WHAT YOU WILL DO. Output every entry exactly as written.

Component data from apps and pages.
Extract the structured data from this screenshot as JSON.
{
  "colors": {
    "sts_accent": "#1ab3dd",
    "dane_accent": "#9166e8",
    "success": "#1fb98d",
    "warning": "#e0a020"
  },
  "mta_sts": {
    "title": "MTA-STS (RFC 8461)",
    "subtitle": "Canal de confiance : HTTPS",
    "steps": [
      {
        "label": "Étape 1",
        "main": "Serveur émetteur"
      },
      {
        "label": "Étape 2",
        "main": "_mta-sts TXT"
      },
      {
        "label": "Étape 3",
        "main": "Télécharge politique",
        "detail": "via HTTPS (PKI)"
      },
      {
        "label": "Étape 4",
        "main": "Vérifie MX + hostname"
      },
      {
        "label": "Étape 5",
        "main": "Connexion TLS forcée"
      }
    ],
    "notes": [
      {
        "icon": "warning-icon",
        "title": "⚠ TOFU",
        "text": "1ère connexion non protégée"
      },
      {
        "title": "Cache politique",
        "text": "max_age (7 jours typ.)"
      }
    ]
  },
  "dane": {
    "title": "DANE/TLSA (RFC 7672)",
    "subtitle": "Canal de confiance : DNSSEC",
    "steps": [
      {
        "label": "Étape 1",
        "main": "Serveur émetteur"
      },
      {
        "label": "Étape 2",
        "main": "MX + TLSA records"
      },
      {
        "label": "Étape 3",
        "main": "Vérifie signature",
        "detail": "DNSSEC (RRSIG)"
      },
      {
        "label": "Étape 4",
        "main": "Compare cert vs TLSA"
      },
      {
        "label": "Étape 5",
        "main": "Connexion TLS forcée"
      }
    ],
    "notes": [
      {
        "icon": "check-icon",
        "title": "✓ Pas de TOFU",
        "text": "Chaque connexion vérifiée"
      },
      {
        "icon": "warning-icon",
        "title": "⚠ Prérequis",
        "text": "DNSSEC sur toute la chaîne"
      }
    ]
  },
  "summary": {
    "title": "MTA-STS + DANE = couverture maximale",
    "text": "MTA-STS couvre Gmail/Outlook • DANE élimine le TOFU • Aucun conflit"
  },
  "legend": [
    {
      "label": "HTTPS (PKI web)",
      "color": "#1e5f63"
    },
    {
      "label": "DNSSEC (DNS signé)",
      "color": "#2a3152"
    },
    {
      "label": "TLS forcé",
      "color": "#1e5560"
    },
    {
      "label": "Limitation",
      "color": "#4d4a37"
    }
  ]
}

EXPECTED ANSWER.
Extract the structured data from this screenshot as JSON.
{
  "colors": {
    "sts_accent": "#1ab3dd",
    "dane_accent": "#9166e8",
    "success": "#1fb98d",
    "warning": "#e0a020"
  },
  "mta_sts": {
    "title": "MTA-STS (RFC 8461)",
    "subtitle": "Canal de confiance : HTTPS",
    "steps": [
      {
        "label": "Étape 1",
        "main": "Serveur émetteur"
      },
      {
        "label": "Étape 2",
        "main": "_mta-sts TXT"
      },
      {
        "label": "Étape 3",
        "main": "Télécharge politique",
        "detail": "via HTTPS (PKI)"
      },
      {
        "label": "Étape 4",
        "main": "Vérifie MX + hostname"
      },
      {
        "label": "Étape 5",
        "main": "Connexion TLS forcée"
      }
    ],
    "notes": [
      {
        "icon": "warning-icon",
        "title": "⚠ TOFU",
        "text": "1ère connexion non protégée"
      },
      {
        "title": "Cache politique",
        "text": "max_age (7 jours typ.)"
      }
    ]
  },
  "dane": {
    "title": "DANE/TLSA (RFC 7672)",
    "subtitle": "Canal de confiance : DNSSEC",
    "steps": [
      {
        "label": "Étape 1",
        "main": "Serveur émetteur"
      },
      {
        "label": "Étape 2",
        "main": "MX + TLSA records"
      },
      {
        "label": "Étape 3",
        "main": "Vérifie signature",
        "detail": "DNSSEC (RRSIG)"
      },
      {
        "label": "Étape 4",
        "main": "Compare cert vs TLSA"
      },
      {
        "label": "Étape 5",
        "main": "Connexion TLS forcée"
      }
    ],
    "notes": [
      {
        "icon": "check-icon",
        "title": "✓ Pas de TOFU",
        "text": "Chaque connexion vérifiée"
      },
      {
        "icon": "warning-icon",
        "title": "⚠ Prérequis",
        "text": "DNSSEC sur toute la chaîne"
      }
    ]
  },
  "summary": {
    "title": "MTA-STS + DANE = couverture maximale",
    "text": "MTA-STS couvre Gmail/Outlook • DANE élimine le TOFU • Aucun conflit"
  },
  "legend": [
    {
      "label": "HTTPS (PKI web)",
      "color": "#1e5f63"
    },
    {
      "label": "DNSSEC (DNS signé)",
      "color": "#2a3152"
    },
    {
      "label": "TLS forcé",
      "color": "#1e5560"
    },
    {
      "label": "Limitation",
      "color": "#4d4a37"
    }
  ]
}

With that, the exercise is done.